Earls said the county will begin to see revenue from the new sales tax in April.
He predicted the tax will generate $10 million this year. Officials previously have said the tax would generate an ongoing revenue stream of up to $16 million a year.
Once the initial $2 million appropriation wins council approval, the ECC next will ask councilmen to approve a contract with Virginia-based RCC Consultants, which will help prepare the county’s RFP and serve as a “foreman” once a vendor is hired to construct the new system’s infrastructure, ECC Chair Chief Bill Karabas said.
The ECC also will seek the County Council’s approval of an estimated $116 million bond issue to fund the commission’s capital budget, the debt from which would be paid over 20 years with E-911 tax revenue, he said.
“It’s our best guess at this point,” Karabas said of the ECC’s draft capital budget of $116,750,000. “We really won’t know until we do select a vendor from the bids they will submit to build these three components. But we think it’s pretty close.”
Earls said the county plans to team up with St. Charles and Jefferson counties, which have new communication systems in the works and also have selected RCC Consultants. The three counties’ communications systems will be interconnected once they’re constructed, he added.
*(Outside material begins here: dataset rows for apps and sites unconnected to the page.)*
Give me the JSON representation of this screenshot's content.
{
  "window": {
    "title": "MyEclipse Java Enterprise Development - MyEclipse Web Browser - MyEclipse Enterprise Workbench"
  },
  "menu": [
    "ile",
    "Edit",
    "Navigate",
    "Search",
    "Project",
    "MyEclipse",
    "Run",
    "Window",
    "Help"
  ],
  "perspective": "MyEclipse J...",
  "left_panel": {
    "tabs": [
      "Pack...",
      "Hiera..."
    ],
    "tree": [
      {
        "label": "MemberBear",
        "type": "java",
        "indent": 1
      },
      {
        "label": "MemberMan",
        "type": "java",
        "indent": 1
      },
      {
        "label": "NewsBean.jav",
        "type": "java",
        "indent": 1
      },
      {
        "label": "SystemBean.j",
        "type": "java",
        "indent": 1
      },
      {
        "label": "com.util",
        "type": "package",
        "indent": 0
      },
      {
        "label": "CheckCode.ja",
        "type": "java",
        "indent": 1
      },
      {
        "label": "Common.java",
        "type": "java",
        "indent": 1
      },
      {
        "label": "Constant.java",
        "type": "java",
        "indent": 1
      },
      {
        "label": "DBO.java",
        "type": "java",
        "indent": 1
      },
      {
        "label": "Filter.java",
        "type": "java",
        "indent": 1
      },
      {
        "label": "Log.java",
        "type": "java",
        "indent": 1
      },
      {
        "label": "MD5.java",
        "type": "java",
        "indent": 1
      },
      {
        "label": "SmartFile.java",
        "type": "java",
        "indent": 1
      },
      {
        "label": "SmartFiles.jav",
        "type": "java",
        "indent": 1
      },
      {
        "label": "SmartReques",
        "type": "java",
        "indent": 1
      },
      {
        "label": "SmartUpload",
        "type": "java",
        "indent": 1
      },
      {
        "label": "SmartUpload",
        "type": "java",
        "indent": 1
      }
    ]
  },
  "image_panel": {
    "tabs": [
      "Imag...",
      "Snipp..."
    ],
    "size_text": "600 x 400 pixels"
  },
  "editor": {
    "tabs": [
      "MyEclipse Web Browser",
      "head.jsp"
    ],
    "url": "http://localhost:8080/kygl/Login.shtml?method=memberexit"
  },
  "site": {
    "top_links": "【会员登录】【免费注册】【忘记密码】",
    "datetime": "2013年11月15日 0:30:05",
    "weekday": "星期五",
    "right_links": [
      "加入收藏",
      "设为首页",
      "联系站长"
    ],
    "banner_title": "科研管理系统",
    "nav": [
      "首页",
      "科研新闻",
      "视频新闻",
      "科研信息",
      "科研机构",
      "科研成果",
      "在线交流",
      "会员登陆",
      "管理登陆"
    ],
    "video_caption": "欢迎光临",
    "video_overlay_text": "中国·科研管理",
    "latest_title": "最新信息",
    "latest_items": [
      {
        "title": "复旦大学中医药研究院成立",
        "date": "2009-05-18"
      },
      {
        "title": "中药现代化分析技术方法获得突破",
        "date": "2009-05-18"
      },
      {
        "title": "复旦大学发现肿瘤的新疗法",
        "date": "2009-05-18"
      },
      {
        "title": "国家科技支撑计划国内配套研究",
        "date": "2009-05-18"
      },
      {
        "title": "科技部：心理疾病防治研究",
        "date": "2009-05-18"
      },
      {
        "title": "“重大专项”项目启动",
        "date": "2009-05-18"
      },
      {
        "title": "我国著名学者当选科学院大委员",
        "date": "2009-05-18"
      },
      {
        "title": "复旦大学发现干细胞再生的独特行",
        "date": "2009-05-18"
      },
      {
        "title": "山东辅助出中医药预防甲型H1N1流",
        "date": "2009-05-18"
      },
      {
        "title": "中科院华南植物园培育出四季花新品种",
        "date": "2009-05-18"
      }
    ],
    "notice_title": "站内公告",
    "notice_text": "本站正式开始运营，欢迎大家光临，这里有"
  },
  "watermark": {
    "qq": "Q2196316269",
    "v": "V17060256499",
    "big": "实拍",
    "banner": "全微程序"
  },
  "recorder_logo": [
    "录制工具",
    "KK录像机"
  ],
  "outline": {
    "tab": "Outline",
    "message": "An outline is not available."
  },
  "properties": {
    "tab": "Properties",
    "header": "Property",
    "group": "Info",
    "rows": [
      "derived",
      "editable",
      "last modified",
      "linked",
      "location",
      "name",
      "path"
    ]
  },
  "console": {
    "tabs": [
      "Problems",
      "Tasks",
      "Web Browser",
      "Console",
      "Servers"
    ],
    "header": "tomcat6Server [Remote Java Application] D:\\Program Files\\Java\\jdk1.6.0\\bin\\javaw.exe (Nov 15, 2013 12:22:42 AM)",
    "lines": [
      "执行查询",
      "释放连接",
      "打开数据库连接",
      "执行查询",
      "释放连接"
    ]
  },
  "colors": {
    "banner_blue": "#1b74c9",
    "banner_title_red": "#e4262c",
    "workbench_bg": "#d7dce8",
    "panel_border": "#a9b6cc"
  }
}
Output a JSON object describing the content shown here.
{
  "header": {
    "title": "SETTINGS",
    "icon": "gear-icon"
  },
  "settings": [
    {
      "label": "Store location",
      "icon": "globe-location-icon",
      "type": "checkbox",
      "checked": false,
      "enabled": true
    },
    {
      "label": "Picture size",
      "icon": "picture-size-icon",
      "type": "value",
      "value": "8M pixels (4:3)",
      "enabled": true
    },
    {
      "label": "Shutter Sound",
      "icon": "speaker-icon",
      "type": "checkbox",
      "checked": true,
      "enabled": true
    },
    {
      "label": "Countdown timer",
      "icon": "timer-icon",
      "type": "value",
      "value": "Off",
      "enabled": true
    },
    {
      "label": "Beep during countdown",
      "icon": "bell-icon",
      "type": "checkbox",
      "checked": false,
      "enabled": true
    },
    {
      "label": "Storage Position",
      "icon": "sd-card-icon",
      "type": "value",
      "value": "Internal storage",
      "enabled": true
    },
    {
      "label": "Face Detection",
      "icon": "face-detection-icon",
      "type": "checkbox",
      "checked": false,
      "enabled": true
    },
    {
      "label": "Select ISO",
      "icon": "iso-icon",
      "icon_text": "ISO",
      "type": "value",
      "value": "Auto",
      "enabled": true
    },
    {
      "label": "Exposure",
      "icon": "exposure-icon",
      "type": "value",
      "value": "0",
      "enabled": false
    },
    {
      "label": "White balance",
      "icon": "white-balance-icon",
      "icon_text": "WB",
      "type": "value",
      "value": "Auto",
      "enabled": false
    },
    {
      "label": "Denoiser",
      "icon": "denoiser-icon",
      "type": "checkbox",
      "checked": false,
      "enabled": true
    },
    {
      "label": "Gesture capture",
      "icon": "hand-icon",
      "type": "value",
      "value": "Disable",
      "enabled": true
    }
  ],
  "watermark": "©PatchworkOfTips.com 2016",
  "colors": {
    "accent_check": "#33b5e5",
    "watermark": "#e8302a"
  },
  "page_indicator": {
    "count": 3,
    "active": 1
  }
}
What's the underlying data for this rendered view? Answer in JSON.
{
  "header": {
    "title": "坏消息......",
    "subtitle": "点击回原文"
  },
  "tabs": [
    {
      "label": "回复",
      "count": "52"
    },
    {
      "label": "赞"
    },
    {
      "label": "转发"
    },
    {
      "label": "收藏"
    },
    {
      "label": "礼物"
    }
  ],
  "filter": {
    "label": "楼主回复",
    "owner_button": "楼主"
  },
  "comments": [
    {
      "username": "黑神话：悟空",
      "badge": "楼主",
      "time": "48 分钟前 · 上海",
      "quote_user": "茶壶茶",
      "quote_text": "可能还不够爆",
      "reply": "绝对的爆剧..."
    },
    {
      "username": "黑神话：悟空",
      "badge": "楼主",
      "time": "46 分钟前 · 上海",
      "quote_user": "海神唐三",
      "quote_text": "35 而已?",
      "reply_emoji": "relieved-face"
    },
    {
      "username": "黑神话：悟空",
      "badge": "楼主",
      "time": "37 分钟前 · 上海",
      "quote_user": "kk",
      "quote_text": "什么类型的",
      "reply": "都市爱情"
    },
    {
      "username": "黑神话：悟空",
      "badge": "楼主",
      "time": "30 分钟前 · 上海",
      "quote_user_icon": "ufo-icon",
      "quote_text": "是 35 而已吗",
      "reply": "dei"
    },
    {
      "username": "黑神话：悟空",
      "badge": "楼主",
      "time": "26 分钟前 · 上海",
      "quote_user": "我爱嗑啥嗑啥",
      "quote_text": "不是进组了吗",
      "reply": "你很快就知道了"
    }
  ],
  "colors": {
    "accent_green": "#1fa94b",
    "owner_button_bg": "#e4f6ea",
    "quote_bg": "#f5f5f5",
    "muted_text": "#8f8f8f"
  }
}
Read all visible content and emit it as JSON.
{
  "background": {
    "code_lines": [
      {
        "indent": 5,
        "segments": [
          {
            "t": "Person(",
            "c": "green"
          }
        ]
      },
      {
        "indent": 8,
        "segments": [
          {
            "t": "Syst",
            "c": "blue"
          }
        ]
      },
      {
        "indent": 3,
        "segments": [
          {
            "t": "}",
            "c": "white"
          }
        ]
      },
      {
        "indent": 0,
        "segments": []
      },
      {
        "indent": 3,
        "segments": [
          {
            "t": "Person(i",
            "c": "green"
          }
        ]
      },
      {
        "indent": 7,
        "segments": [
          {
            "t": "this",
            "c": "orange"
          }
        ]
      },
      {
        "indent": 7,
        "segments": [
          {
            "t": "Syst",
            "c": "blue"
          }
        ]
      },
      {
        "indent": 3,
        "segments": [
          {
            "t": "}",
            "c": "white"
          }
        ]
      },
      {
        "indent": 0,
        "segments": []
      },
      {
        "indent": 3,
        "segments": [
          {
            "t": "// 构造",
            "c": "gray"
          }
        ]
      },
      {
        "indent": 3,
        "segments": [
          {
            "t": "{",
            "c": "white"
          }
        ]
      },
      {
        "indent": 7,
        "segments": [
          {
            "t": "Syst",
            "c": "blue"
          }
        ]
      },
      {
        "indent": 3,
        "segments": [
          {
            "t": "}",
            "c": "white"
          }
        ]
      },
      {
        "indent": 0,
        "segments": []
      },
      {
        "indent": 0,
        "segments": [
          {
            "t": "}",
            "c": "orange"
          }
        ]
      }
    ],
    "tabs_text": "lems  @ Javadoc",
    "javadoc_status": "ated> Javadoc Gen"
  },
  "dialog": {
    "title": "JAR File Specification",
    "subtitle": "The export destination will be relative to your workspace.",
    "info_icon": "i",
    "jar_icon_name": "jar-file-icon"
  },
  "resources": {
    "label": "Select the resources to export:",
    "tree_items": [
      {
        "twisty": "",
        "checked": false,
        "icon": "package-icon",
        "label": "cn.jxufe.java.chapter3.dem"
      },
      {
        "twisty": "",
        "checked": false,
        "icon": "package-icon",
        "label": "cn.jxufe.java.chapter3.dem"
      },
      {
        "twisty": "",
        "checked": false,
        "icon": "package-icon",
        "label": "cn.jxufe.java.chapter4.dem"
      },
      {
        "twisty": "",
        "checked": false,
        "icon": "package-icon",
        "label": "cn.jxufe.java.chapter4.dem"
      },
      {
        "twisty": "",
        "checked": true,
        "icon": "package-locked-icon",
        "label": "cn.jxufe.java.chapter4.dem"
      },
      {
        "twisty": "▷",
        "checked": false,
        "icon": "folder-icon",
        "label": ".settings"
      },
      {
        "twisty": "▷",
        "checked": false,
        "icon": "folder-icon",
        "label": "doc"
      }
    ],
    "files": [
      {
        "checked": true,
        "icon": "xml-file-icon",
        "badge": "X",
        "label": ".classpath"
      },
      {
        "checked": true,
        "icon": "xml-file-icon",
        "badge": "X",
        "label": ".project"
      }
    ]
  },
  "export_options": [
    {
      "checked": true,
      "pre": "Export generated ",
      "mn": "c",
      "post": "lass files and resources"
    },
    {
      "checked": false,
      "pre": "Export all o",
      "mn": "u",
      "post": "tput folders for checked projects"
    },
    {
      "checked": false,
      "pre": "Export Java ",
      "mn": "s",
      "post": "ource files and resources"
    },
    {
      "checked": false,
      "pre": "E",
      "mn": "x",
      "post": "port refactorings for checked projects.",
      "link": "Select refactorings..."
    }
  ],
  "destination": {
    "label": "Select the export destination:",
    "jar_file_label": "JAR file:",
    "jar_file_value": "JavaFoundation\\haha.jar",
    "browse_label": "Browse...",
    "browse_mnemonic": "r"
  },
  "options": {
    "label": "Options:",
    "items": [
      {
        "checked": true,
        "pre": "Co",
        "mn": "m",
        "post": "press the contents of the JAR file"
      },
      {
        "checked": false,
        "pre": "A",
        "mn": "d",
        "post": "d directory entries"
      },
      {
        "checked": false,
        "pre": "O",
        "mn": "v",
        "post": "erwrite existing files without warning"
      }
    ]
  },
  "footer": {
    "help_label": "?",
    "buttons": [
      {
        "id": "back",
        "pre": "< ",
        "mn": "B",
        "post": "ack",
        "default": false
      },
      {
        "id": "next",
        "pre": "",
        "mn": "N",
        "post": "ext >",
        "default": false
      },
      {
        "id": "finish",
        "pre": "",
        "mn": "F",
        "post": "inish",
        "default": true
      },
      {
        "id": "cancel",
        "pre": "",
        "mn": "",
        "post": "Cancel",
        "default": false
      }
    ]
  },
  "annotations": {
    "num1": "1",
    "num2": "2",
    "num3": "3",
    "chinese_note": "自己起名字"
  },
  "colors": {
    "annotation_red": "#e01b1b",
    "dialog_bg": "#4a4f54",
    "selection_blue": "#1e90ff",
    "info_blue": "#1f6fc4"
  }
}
While the bidding process for the county’s RFP consultant was strictly qualifications-based, bidding for a contractor to construct the new communications system will be both price-driven and qualifications-based, Earls said.
That’s because the new system will be somewhat of a design-build project, where one vendor handles both design and construction, he added.
“We’re allowing them the option of innovating in this without specifying exactly where all the towers have to go,” Earls told councilmen during a caucus last week. “We’re giving them options on how they can build out the system, either using existing towers or building new ones, either using fiber-optics or microwave to get from place to place. So there are lots of options inside this, given the terrain and built-up nature of our community.
“We think the private sector will be able to drive a better deal for us overall than us just standing on the outside and arbitrarily picking a design for this. So the design will be left to the vendor in this process.”
The Federal Communications Commission has set a Dec. 31, 2012, deadline for all public safety personnel to switch their radios to higher frequencies.
On Jan. 1, 2013, the FCC will narrow-band existing frequencies, which in St. Louis County will “absolutely do major harm in our ability to do operations day to day,” Earls said.
The FCC has reserved some 60 new frequencies for the county, which will work on new radio equipment the county plans to buy for fire and police personnel, Earls said.
He said the new radio system tentatively is scheduled to be up and running by late 2012, but officials may have to ask the FCC to delay narrow-banding the county’s existing frequencies until the system is fully operational.
“We’re hopeful that we can show them that we’re making great progress — that voters have voted to support this, we’ve taken all the right steps, we’ve hired the right people, we’re in the process of construction,” Earls said. “So if we’re off by a couple of months, one way or another, we can delay that for the frequencies we use here today.”